## Assignment
In your reply, restate all of the records below word for word.

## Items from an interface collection
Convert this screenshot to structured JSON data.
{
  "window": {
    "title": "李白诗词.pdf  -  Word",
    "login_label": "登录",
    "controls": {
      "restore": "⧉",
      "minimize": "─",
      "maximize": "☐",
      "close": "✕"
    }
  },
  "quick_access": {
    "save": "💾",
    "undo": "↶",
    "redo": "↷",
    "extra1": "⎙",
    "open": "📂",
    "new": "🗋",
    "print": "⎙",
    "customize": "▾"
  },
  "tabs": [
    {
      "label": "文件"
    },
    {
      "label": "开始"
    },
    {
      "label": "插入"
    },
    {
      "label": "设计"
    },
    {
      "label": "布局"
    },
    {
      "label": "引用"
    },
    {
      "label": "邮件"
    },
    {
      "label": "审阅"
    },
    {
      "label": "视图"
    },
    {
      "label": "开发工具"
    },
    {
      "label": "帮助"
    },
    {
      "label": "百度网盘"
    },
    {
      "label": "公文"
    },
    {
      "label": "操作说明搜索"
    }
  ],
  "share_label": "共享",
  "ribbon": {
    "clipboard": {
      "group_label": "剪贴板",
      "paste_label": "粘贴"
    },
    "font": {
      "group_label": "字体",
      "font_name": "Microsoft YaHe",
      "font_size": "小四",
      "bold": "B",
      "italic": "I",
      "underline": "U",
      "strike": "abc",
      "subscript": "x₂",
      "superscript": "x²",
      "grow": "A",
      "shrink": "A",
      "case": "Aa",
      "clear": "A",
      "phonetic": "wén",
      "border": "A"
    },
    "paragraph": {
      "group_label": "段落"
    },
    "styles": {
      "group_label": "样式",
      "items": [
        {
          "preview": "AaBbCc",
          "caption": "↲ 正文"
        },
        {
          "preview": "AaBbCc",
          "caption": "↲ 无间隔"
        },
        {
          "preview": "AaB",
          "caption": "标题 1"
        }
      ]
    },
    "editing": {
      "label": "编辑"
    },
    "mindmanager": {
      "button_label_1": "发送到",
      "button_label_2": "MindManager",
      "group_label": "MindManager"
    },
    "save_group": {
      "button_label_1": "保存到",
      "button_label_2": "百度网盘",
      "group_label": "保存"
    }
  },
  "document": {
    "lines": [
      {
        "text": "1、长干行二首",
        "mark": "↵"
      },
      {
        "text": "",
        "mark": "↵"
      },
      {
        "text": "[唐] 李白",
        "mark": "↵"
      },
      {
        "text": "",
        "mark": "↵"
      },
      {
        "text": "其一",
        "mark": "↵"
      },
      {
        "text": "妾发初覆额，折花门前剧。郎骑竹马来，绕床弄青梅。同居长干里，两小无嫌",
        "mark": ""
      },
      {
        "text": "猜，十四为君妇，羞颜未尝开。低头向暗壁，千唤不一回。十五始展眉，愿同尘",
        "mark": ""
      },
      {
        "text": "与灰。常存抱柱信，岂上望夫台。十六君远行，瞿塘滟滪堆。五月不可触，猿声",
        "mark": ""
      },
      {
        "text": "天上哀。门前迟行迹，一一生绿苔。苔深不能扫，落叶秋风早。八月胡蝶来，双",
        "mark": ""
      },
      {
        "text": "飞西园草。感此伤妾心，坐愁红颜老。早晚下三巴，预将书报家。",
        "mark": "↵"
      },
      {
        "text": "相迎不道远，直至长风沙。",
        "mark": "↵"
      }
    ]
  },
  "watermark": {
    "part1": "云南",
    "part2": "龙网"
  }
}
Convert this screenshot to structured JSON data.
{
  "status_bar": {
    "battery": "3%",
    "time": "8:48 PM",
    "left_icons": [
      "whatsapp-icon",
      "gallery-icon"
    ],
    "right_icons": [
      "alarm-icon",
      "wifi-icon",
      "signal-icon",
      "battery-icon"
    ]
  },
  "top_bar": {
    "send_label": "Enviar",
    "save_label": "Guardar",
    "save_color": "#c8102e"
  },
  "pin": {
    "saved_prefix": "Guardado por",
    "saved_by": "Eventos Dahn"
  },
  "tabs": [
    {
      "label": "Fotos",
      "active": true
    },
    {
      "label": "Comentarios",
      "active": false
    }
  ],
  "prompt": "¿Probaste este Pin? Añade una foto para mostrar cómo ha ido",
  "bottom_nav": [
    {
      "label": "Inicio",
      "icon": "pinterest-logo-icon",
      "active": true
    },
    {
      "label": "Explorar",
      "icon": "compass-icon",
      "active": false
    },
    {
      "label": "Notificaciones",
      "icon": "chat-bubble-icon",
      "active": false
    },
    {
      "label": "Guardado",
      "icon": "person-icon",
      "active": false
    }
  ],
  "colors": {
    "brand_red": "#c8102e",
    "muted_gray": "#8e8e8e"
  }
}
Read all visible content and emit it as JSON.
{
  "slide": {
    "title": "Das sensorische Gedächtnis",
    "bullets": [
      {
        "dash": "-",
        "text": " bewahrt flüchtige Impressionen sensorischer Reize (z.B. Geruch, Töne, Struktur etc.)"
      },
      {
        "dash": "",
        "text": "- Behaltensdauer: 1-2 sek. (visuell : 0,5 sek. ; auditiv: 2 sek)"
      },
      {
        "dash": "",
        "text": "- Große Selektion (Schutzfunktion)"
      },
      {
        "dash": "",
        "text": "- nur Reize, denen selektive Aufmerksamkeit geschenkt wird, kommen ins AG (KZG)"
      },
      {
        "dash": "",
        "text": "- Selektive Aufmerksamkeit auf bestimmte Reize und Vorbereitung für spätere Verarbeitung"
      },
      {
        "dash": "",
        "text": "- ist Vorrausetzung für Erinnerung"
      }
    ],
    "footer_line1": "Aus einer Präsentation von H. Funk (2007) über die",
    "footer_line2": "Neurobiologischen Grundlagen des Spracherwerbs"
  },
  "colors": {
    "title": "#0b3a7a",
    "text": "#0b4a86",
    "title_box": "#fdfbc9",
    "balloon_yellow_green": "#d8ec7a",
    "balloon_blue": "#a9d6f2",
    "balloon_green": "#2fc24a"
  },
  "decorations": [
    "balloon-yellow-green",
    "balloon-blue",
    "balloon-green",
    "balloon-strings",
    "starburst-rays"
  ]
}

## Reply to the task
Convert this screenshot to structured JSON data.
{
  "window": {
    "title": "李白诗词.pdf  -  Word",
    "login_label": "登录",
    "controls": {
      "restore": "⧉",
      "minimize": "─",
      "maximize": "☐",
      "close": "✕"
    }
  },
  "quick_access": {
    "save": "💾",
    "undo": "↶",
    "redo": "↷",
    "extra1": "⎙",
    "open": "📂",
    "new": "🗋",
    "print": "⎙",
    "customize": "▾"
  },
  "tabs": [
    {
      "label": "文件"
    },
    {
      "label": "开始"
    },
    {
      "label": "插入"
    },
    {
      "label": "设计"
    },
    {
      "label": "布局"
    },
    {
      "label": "引用"
    },
    {
      "label": "邮件"
    },
    {
      "label": "审阅"
    },
    {
      "label": "视图"
    },
    {
      "label": "开发工具"
    },
    {
      "label": "帮助"
    },
    {
      "label": "百度网盘"
    },
    {
      "label": "公文"
    },
    {
      "label": "操作说明搜索"
    }
  ],
  "share_label": "共享",
  "ribbon": {
    "clipboard": {
      "group_label": "剪贴板",
      "paste_label": "粘贴"
    },
    "font": {
      "group_label": "字体",
      "font_name": "Microsoft YaHe",
      "font_size": "小四",
      "bold": "B",
      "italic": "I",
      "underline": "U",
      "strike": "abc",
      "subscript": "x₂",
      "superscript": "x²",
      "grow": "A",
      "shrink": "A",
      "case": "Aa",
      "clear": "A",
      "phonetic": "wén",
      "border": "A"
    },
    "paragraph": {
      "group_label": "段落"
    },
    "styles": {
      "group_label": "样式",
      "items": [
        {
          "preview": "AaBbCc",
          "caption": "↲ 正文"
        },
        {
          "preview": "AaBbCc",
          "caption": "↲ 无间隔"
        },
        {
          "preview": "AaB",
          "caption": "标题 1"
        }
      ]
    },
    "editing": {
      "label": "编辑"
    },
    "mindmanager": {
      "button_label_1": "发送到",
      "button_label_2": "MindManager",
      "group_label": "MindManager"
    },
    "save_group": {
      "button_label_1": "保存到",
      "button_label_2": "百度网盘",
      "group_label": "保存"
    }
  },
  "document": {
    "lines": [
      {
        "text": "1、长干行二首",
        "mark": "↵"
      },
      {
        "text": "",
        "mark": "↵"
      },
      {
        "text": "[唐] 李白",
        "mark": "↵"
      },
      {
        "text": "",
        "mark": "↵"
      },
      {
        "text": "其一",
        "mark": "↵"
      },
      {
        "text": "妾发初覆额，折花门前剧。郎骑竹马来，绕床弄青梅。同居长干里，两小无嫌",
        "mark": ""
      },
      {
        "text": "猜，十四为君妇，羞颜未尝开。低头向暗壁，千唤不一回。十五始展眉，愿同尘",
        "mark": ""
      },
      {
        "text": "与灰。常存抱柱信，岂上望夫台。十六君远行，瞿塘滟滪堆。五月不可触，猿声",
        "mark": ""
      },
      {
        "text": "天上哀。门前迟行迹，一一生绿苔。苔深不能扫，落叶秋风早。八月胡蝶来，双",
        "mark": ""
      },
      {
        "text": "飞西园草。感此伤妾心，坐愁红颜老。早晚下三巴，预将书报家。",
        "mark": "↵"
      },
      {
        "text": "相迎不道远，直至长风沙。",
        "mark": "↵"
      }
    ]
  },
  "watermark": {
    "part1": "云南",
    "part2": "龙网"
  }
}
Convert this screenshot to structured JSON data.
{
  "status_bar": {
    "battery": "3%",
    "time": "8:48 PM",
    "left_icons": [
      "whatsapp-icon",
      "gallery-icon"
    ],
    "right_icons": [
      "alarm-icon",
      "wifi-icon",
      "signal-icon",
      "battery-icon"
    ]
  },
  "top_bar": {
    "send_label": "Enviar",
    "save_label": "Guardar",
    "save_color": "#c8102e"
  },
  "pin": {
    "saved_prefix": "Guardado por",
    "saved_by": "Eventos Dahn"
  },
  "tabs": [
    {
      "label": "Fotos",
      "active": true
    },
    {
      "label": "Comentarios",
      "active": false
    }
  ],
  "prompt": "¿Probaste este Pin? Añade una foto para mostrar cómo ha ido",
  "bottom_nav": [
    {
      "label": "Inicio",
      "icon": "pinterest-logo-icon",
      "active": true
    },
    {
      "label": "Explorar",
      "icon": "compass-icon",
      "active": false
    },
    {
      "label": "Notificaciones",
      "icon": "chat-bubble-icon",
      "active": false
    },
    {
      "label": "Guardado",
      "icon": "person-icon",
      "active": false
    }
  ],
  "colors": {
    "brand_red": "#c8102e",
    "muted_gray": "#8e8e8e"
  }
}
Read all visible content and emit it as JSON.
{
  "slide": {
    "title": "Das sensorische Gedächtnis",
    "bullets": [
      {
        "dash": "-",
        "text": " bewahrt flüchtige Impressionen sensorischer Reize (z.B. Geruch, Töne, Struktur etc.)"
      },
      {
        "dash": "",
        "text": "- Behaltensdauer: 1-2 sek. (visuell : 0,5 sek. ; auditiv: 2 sek)"
      },
      {
        "dash": "",
        "text": "- Große Selektion (Schutzfunktion)"
      },
      {
        "dash": "",
        "text": "- nur Reize, denen selektive Aufmerksamkeit geschenkt wird, kommen ins AG (KZG)"
      },
      {
        "dash": "",
        "text": "- Selektive Aufmerksamkeit auf bestimmte Reize und Vorbereitung für spätere Verarbeitung"
      },
      {
        "dash": "",
        "text": "- ist Vorrausetzung für Erinnerung"
      }
    ],
    "footer_line1": "Aus einer Präsentation von H. Funk (2007) über die",
    "footer_line2": "Neurobiologischen Grundlagen des Spracherwerbs"
  },
  "colors": {
    "title": "#0b3a7a",
    "text": "#0b4a86",
    "title_box": "#fdfbc9",
    "balloon_yellow_green": "#d8ec7a",
    "balloon_blue": "#a9d6f2",
    "balloon_green": "#2fc24a"
  },
  "decorations": [
    "balloon-yellow-green",
    "balloon-blue",
    "balloon-green",
    "balloon-strings",
    "starburst-rays"
  ]
}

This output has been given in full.